    this.game_state = game_state;
    this.fixedToCamera = true;

Platformer.Score.prototype = Object.create(Phaser.Text.prototype);
Platformer.Score.prototype.constructor = Platformer.Score;

Platformer.Score.prototype.update = function () {
    "use strict";
    // update text to player current score
    this.text = "Score: " + this.game_state.prefabs.player.score;

Here is an example of the score in our game. Try it yourself!
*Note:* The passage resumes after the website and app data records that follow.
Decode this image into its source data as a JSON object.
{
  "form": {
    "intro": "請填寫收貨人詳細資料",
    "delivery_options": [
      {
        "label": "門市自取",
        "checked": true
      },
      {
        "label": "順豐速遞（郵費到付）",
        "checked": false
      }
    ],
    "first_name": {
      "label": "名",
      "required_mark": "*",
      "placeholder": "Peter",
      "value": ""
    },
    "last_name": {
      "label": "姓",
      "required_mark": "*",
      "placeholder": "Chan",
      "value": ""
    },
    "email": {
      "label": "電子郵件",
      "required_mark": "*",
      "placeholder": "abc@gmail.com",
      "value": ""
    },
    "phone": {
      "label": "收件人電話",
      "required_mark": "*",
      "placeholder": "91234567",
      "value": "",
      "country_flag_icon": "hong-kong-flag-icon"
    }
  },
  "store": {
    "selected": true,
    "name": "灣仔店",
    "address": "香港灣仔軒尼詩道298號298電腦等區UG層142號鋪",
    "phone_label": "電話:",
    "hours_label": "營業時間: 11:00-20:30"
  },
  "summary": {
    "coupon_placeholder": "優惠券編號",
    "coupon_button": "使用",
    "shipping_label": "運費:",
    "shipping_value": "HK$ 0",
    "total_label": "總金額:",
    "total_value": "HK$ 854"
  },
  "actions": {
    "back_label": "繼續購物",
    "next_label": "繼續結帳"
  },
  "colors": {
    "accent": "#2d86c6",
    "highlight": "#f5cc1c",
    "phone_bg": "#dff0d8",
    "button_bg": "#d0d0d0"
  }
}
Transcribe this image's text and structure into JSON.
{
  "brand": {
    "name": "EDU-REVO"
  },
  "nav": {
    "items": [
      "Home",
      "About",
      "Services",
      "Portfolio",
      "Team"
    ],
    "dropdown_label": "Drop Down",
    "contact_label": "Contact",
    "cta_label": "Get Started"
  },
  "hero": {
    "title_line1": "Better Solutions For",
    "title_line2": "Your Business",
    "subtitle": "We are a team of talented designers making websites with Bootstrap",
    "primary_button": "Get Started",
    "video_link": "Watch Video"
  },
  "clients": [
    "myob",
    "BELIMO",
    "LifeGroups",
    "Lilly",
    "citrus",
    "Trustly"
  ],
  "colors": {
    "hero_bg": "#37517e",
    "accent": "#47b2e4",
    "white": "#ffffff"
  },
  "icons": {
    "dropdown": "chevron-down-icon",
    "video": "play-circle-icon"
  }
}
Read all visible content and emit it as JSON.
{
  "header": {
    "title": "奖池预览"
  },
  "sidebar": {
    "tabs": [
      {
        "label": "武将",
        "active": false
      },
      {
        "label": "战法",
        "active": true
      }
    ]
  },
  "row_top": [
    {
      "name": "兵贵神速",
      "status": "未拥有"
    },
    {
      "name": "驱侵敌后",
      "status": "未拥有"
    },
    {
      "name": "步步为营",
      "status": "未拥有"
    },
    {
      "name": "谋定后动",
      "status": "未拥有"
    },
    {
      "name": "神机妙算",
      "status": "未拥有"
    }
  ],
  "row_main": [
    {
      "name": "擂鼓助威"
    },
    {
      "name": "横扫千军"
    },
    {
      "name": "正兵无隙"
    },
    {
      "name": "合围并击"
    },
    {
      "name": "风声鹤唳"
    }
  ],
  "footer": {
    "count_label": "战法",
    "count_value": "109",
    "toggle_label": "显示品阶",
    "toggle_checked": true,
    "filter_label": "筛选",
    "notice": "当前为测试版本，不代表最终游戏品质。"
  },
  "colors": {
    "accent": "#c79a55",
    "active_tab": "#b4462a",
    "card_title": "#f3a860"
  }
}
Our checkpoint will be simple, if the player dies after touching the checkpoint, it will be respawned in the checkpoint position instead of its initial position. For this, we will add a checkpoint prefab that checks for overlap with the player, and if that happens, set a checkpoint variable to true. So, in the “restart_level” method from TiledState (presented above) we now check if the checkpoint was reached. If so, we just respawn the player to the checkpoint position, instead of restarting the level.

var Platformer = Platformer || {};

Platformer.Checkpoint = function (game_state, position, properties) {
    "use strict";, game_state, position, properties);
    this.checkpoint_reached = false;;

Platformer.Checkpoint.prototype = Object.create(Platformer.Prefab.prototype);
Platformer.Checkpoint.prototype.constructor = Platformer.Checkpoint;

Platformer.Checkpoint.prototype.update = function () {
    "use strict";, this.game_state.layers.collision);, this.game_state.groups.players, this.reach_checkpoint, null, this);

Platformer.Checkpoint.prototype.reach_checkpoint = function () {
    "use strict";
    // checkpoint was reached
    this.checkpoint_reached = true;

Here is an example of the checkpoint in our game. Try it yourself!


Finishing the game

Now that we have all the game code, we just have to add the prefab properties in our Tiled map, as we did in the last tutorial, and work game is working!

Show me the levels you created, and tell me your opinion about this tutorial. In the next tutorial, we will add lives to our player, some items and a boss level, so tell me if you have any suggestion, too!